Losing sleep and nest egg!

Question: I’m a 74-year-old widow. After raising a family and working hard all my life, I am now left with small government pensions of about $1,000 a month and a small amount of income from the investment of my nest egg which is managed by TD Waterhouse. I have $160,000 to support me for the rest of my life and would very much like NOT to continue drawing on my capital to survive. I have four grandchildren who I would like to pass something on to. The $160,000 nest-egg generates about $1,000 per month before tax (this is in addition to the CPP/OAS money) and consists of:

 $45,000 in a RIF (AGF Equity Fund)
 $60,000 in short/medium/long bonds (5-9 per cent)
 $15,000 various stocks/mutual funds
 $10,000 cash (ING)
 $30,000 Income Streams III (TSX: STQ). The broker bought 1,700 at $26 and it is now $18 and thus pays no distribution.

Up until STQ, I chose all my own investments. Now I have lost 10 per cent of my vital capital. My total income per month (CPP, OAS, investments) = $2,000. My expenses (rent, tax, living) = $2,200. I’m desperate to maintain my capital yet require $2,200 a month to just g by. Could you recommend a better strategy and a vehicle for these funds which will help me with my two main goals and also to sleep better at night? My first thought is to place the majority of the money (everything except the medium and long bonds) in the Phillips, Hager, and North High Yield Bond Fund. Please Help! – B.J., Toronto

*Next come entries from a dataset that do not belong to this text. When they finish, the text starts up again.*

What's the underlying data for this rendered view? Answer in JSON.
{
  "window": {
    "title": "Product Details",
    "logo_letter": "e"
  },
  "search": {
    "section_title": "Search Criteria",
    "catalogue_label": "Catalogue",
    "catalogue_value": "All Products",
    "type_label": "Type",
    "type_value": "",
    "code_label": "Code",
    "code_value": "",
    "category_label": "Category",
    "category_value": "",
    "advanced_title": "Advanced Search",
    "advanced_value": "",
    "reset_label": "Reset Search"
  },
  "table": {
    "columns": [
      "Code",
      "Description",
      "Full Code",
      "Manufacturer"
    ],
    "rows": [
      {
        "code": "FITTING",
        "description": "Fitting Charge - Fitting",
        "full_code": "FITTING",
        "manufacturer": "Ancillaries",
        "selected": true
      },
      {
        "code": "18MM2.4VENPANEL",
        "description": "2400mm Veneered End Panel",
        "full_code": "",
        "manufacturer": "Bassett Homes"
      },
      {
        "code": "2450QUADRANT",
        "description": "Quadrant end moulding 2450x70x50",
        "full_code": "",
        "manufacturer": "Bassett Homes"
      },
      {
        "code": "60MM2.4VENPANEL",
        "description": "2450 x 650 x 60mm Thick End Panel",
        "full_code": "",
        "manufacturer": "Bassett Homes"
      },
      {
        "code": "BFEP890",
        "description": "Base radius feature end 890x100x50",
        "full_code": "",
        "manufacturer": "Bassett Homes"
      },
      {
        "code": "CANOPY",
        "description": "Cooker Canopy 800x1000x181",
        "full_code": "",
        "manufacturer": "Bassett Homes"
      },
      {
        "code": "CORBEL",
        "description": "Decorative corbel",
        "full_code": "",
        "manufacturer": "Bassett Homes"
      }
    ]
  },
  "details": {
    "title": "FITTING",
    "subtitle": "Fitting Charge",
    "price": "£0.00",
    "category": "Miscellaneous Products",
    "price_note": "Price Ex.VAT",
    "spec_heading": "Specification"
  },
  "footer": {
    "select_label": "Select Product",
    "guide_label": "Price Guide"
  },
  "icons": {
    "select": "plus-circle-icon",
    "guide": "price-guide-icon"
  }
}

First, I have to remind you that it is not my function to replace your financial advisor. I can offer some general observations but you should then sit down with him to work out the details.

Start by making it clear that you wish to increase your cash flow. For example, you say that your RRIF is invested in AGF Equity Fund. There is no fund with exactly that name but I assume you are referring to one of AGF Canadian Growth Equity Fund or AGF Canadian Stock Fund. Neither of these pays regular distributions.  If you need to stay within the AGF group to avoid deferred sales charges, you might ask your advisor about switching to the AGF Canadian Conservative Income Fund. It pays monthly distributions that have been averaging slightly more than 3c a unit. Over the past year, the cash yield has been about 4 per cent.

However, there is one concern about this move. At your age, you are required to withdraw a minimum of 7.71 per cent of the value of your RRIF in 2004. This percentage increases annually. The cash flow from the Conservative Canadian Income Fund will not cover that, so you would have to draw the rest from capital which you say you do not want to do. An alternative plan would be to accept more risk and use the money in the RRIF to buy an income trust fund, such as one of the Citadel funds that trades on the Toronto Stock Exchange. For example, Citadel Diversified Income Fund (CTD.UN) currently distributes 8c a unit per month for a yield in the range of 9 per cent to 9.5 per cent. Ask your advisor about this option and be sure you understand the risks.

As for the $15,000 held in “various stocks/mutual funds”, you should make sure the money is invested in such a way as to generate good cash flow. If this money is outside a registered plan, look for securities that offer some tax advantages. Real estate investment trusts or preferred shares are worth considering.

The money invested in Income Streams III has not produced a good result for you. The fact you are receiving no distributions suggests you invested in the Capital Yield shares. The Equity Dividend shares, which trade as STQ.E, currently pay 8.75c per month. Ask your broker if you can switch your Capital Unit shares to the Equity Dividend shares which, based on 1,700 shares, would produce almost $150 a month in income.

You’re going to have to be realistic about this. Given the amount of capital you have, you need to generate an average annual return of 9 per cent to produce the $1,200 a month in investment income you require in order to meet your expenses. This means you have to accept more risk than you currently have in the portfolio. The alternative is to forget about the idea of leaving anything for the grandchildren and concentrate on meeting your own financial needs, making modest withdrawals against capital if required.